Swollen testicle veins

This condition is called a varicocele and it could affect fertility, as it may reduce sperm production. However, often all that is needed is a small operation to correct it, which may improve the sperm count and potentially restore natural fertility.

Blood tests

If no sperm is being produced by the testes, a blood test at one of our clinics in Cambridge, Colchester, Norwich, Wickford and the rest of the East of England, could show whether that’s a result of a genetic condition or hormonal imbalance.

The most widely known genetic test is karyotype analysis. This looks at the size, number and shape of the chromosomes to rule out conditions such as Klinefelter syndrome, which is caused by an extra X chromosome.

We would also recommend a Y chromosome microdeletion blood test. If a problem is detected with this chromosome, there is a chance it will be transferred to any male baby you may have, and this needs to be discussed. Both tests can be done at the same time.

No sperm in ejaculate

In many cases, yes. For men with no sperm, for example those who have had chemotherapy, have small testes or abnormal hormone levels, it may be possible to retrieve sperm surgically.

If the cause of no sperm in the ejaculate is a blockage, a procedure called PESA (percutaneous sperm aspiration) may be performed. This involves inserting a needle into the scrotum to remove liquid from inside the epididymis where sperm are stored. It takes about 20 minutes under local anaesthetic and can retrieve immature but viable sperm.

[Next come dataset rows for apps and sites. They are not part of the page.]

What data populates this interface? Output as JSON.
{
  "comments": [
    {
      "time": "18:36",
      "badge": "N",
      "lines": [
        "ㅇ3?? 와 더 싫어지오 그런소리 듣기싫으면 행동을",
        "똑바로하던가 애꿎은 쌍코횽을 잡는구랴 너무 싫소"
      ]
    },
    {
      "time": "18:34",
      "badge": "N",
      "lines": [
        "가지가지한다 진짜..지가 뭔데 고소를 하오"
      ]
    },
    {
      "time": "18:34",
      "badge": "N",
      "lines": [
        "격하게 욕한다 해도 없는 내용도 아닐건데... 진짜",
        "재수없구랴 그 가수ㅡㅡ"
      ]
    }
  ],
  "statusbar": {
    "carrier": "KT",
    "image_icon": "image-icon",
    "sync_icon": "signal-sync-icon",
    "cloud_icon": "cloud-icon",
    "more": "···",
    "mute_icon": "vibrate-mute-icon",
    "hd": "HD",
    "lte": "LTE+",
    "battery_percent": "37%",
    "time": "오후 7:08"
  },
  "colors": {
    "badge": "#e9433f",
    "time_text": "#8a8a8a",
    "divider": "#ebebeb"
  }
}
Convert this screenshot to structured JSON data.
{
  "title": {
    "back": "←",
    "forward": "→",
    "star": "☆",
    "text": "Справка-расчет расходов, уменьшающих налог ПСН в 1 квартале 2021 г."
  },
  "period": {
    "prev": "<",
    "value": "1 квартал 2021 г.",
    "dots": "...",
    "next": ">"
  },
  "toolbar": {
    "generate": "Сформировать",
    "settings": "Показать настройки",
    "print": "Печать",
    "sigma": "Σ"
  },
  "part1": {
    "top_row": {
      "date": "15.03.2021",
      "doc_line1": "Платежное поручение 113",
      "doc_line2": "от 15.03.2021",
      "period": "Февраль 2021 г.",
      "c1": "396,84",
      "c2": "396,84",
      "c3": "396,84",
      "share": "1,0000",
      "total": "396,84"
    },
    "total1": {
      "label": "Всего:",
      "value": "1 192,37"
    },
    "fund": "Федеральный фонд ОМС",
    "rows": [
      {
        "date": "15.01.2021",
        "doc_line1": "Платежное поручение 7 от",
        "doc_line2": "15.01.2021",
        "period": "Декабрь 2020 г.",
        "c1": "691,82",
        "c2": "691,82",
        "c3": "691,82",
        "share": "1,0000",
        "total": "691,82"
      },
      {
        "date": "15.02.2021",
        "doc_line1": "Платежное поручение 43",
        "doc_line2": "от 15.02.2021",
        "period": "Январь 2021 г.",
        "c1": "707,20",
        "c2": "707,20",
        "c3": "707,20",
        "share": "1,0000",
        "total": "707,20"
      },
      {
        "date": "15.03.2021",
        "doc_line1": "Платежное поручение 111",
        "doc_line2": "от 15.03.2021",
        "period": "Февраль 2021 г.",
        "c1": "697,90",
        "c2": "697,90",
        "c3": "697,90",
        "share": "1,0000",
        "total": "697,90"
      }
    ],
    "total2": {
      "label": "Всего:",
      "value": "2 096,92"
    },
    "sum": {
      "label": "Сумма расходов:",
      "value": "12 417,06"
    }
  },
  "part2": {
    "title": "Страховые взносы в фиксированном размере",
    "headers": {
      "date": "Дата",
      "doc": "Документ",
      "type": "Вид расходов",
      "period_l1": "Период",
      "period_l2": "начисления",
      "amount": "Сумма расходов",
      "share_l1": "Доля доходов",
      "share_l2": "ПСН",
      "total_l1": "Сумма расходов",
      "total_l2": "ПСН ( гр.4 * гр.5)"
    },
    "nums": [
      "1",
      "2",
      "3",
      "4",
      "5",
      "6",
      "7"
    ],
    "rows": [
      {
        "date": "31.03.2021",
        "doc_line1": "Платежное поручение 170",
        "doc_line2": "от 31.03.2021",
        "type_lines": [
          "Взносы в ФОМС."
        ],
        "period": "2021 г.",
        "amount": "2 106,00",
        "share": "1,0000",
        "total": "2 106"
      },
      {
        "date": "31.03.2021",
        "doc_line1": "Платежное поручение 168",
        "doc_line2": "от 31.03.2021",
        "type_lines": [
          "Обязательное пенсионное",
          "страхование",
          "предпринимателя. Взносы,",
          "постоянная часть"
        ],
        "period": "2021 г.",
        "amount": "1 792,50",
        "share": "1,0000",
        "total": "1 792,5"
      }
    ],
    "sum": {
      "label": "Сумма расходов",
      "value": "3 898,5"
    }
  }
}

A more invasive form of surgical sperm retrieval, required when there is poor production of sperm, called micro-TESE involves removing small pieces of testicular tissue under general anaesthetic, which is then inspected for the presence of sperm. This is possible even when each testis is very small. Our Cambridge clinic is one of only a few facilities in the country to offer this treatment.

We can find sperm in 50% of patients for whom the micro-TESE operation is applicable.


Around 90% of obstructions seen at the clinic are a result of a vasectomy or an unsuccessful vasectomy reversal.

We recommend that sperm is collected during the vasectomy reversal operation so there is an option for IVF if the reversal is not successful. If the man’s partner is in her late 30s, the chances of natural conception are diminished even if the reversal is successful. In these cases, it might be best to aspirate the sperm in a procedure called a PESA, as described above, and proceed with IVF without reversing the vasectomy.

Very few sperm are required for IVF with ICSI, the procedure in which a single sperm is injected directly into an egg to fertilise it. This would save on cost and patient inconvenience, and should be discussed with your consultant.

Men in a same-sex relationship

Yes, we can. However, this is a little more complex in that – apart from needing donated eggs – male same-sex couples also need a surrogate to carry the pregnancy for them.
The Human Fertilisation and Embryology Authority (HFEA) requires that couples who seek surrogacy in the UK (the commissioning couple) must be married or in a stable, long-term relationship. The introduction of civil partnerships has made it easier for gay couples to demonstrate that they comply with this requirement.

Although we can find an egg donor and can advise on the criteria for a suitable surrogate, we are not allowed by the HFEA to locate a surrogate for any couple.

There are a number of surrogacy agencies we work with in the UK that might be able to help, but it could also be someone from your own circle of friends or family.

Your first steps to becoming a parent could be to get in touch with us.